A herd of bison will return May 21 to the Belwin Conservancy for their summer stay, with a festival planned for the day of their release.

The Belwin Bison Festival will include live music, food trucks, a plant sale and a fun run. The festival's highlight is the arrival and release of the bison, about 20 this year, with the public invited to watch from a nearby viewing platform.

The bison come from the Northstar Bison farm in Cameron, Wis., and generally stay from May to October. They forage on a 130-acre restored prairie at Belwin, a 1,500-acre nature center in Washington County.

The festival runs from 10 a.m. to 2 p.m.; the bison are expected to be released between noon and 1 p.m.

Matt McKinney

Golden Valley

City hires new police chief

The Golden Valley Police Department has a new leader at the helm.

Virgil Green, former security manager for the Oklahoma City Convention Center, started his new role as chief Monday after accepting a conditional offer in mid-March.

Green's arrival comes in the middle of an outside investigation into the police department for what Mayor Shep Harris alleges is "a toxic culture of hostility, intimidation, paternalism and racism."

Harris called for the investigation, which will cost up to $120,000, as the city was completing chief candidate interviews with finalists that included Green and former interim chief Scott Nadeau, who withdrew from the hiring process for the permanent position and resigned after the mayor's investigation request.

Cmdr. Alice White served as acting chief until Green's arrival. She joined the department in October and is its first Black commander, while Green is Golden Valley's first Black police chief.

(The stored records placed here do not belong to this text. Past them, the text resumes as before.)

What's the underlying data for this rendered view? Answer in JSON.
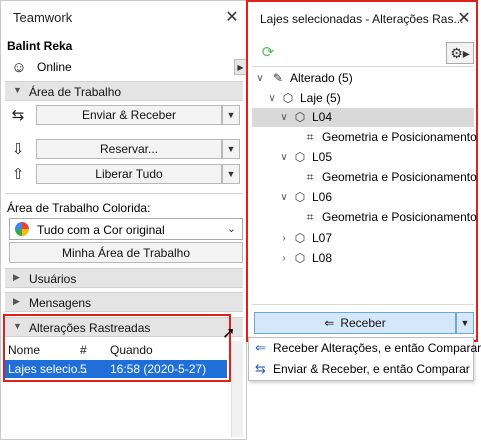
{
  "left": {
    "title": "Teamwork",
    "user": "Balint Reka",
    "status": "Online",
    "workspace_section": "Área de Trabalho",
    "send_receive": "Enviar & Receber",
    "reserve": "Reservar...",
    "release_all": "Liberar Tudo",
    "colored_label": "Área de Trabalho Colorida:",
    "color_mode": "Tudo com a Cor original",
    "my_workspace": "Minha Área de Trabalho",
    "users_section": "Usuários",
    "messages_section": "Mensagens",
    "tracked_section": "Alterações Rastreadas",
    "table": {
      "headers": [
        "Nome",
        "#",
        "Quando"
      ],
      "rows": [
        {
          "name": "Lajes selecio...",
          "count": "5",
          "when": "16:58 (2020-5-27)"
        }
      ]
    }
  },
  "right": {
    "title": "Lajes selecionadas - Alterações Ras...",
    "tree": {
      "altered": "Alterado (5)",
      "slab": "Laje (5)",
      "l04": "L04",
      "l04_child": "Geometria e Posicionamento",
      "l05": "L05",
      "l05_child": "Geometria e Posicionamento",
      "l06": "L06",
      "l06_child": "Geometria e Posicionamento",
      "l07": "L07",
      "l08": "L08"
    },
    "receive": "Receber",
    "menu": {
      "receive_compare": "Receber Alterações, e então Comparar",
      "send_receive_compare": "Enviar & Receber, e então Comparar"
    }
  },
  "colors": {
    "highlight": "#e0201a",
    "selection": "#1e6fd9",
    "receive_button": "#d5e8fa"
  }
}
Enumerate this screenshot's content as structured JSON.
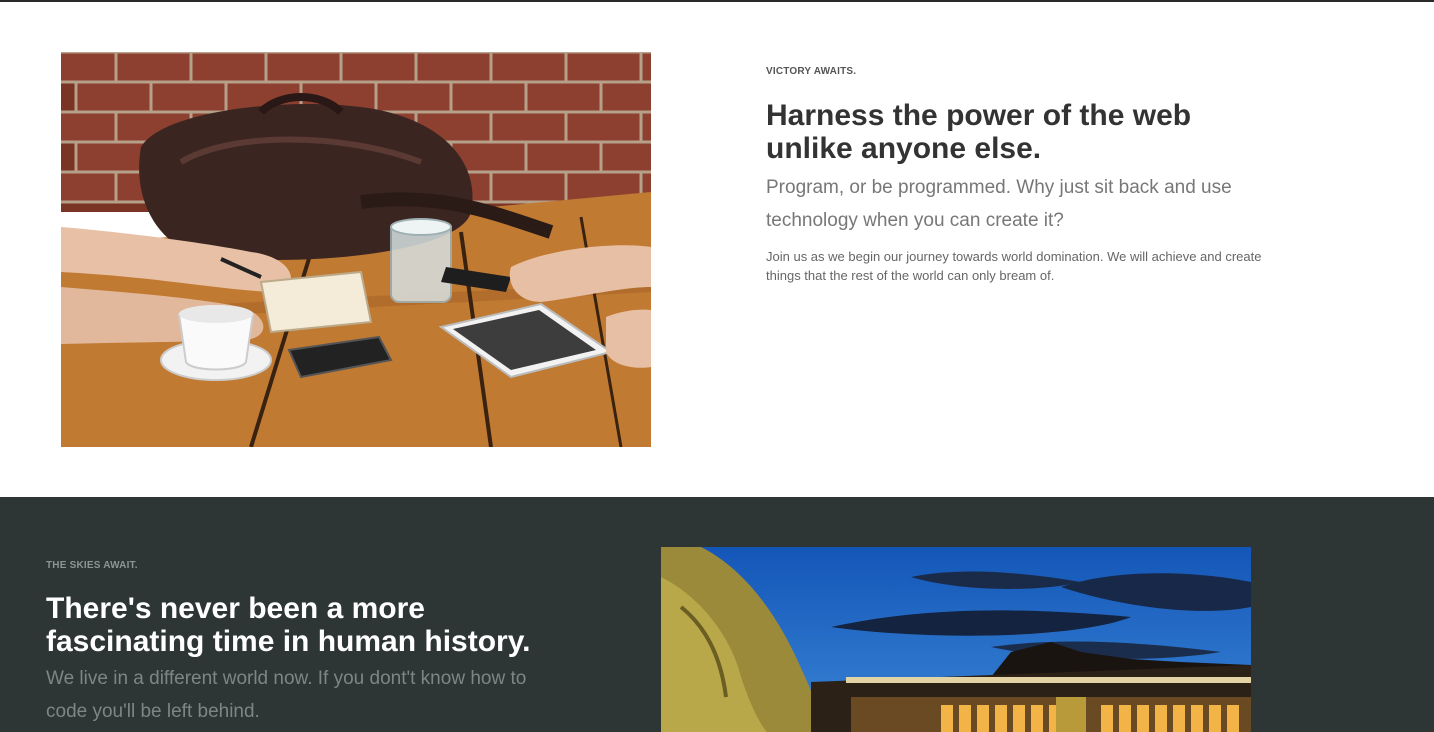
{
  "section1": {
    "eyebrow": "VICTORY AWAITS.",
    "title": "Harness the power of the web unlike anyone else.",
    "lead": "Program, or be programmed. Why just sit back and use technology when you can create it?",
    "body": "Join us as we begin our journey towards world domination. We will achieve and create things that the rest of the world can only bream of.",
    "image_icon": "meeting-table-photo"
  },
  "section2": {
    "eyebrow": "THE SKIES AWAIT.",
    "title": "There's never been a more fascinating time in human history.",
    "lead": "We live in a different world now. If you dont't know how to code you'll be left behind.",
    "image_icon": "desert-building-dusk-photo"
  },
  "colors": {
    "dark_section_bg": "#2d3535",
    "heading_dark": "#333333",
    "muted_text": "#777777"
  }
}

A public swearing-in ceremony is scheduled for June 21 at Brookview Community Center.

Kim Hyatt

Columbia Heights

School district wins police award

The Columbia Heights Police Department has honored the Columbia Heights School District and Superintendent Zena Stenvik with its 2021 Terry Nightingale Community Service Award.

The award is named after retired police officer Terry Nightingale. The school district and police department partnered in a joint campaign to increase public awareness of COVID-19, and the district hosted vaccination drives and gave police access to their facilities to allow for socially distanced outreach events, the announcement from the police department said.

Stenvik was key in communicating those efforts to parents and students, the department said.

"The Columbia Heights School District has been flexible and creative in committing resources and experience in support of our community goals," the announcement said. "Because of Superintendent Stenvik's guidance, the school district handled it with grace and dedication."

Tim Harlow


Leaders approve No Mow May

Roseville is joining the "No Mow May" movement.

City leaders have agreed to suspend ordinances pertaining to lawn maintenance until June 1 as part of an international movement to encourage homeowners to postpone cutting their grass in spring.

Proponents say allowing grass to grow helps pollinators thrive during the crucial post-winter period when they are coming out of hibernation. Suspending mowing allows flowering plants that grow in the grass to bloom, which provides pollinators with nectar and pollen.

Roseville joins other Twin Cities suburbs waiving mowing requirements in May, including Edina and New Brighton.

Shannon Prather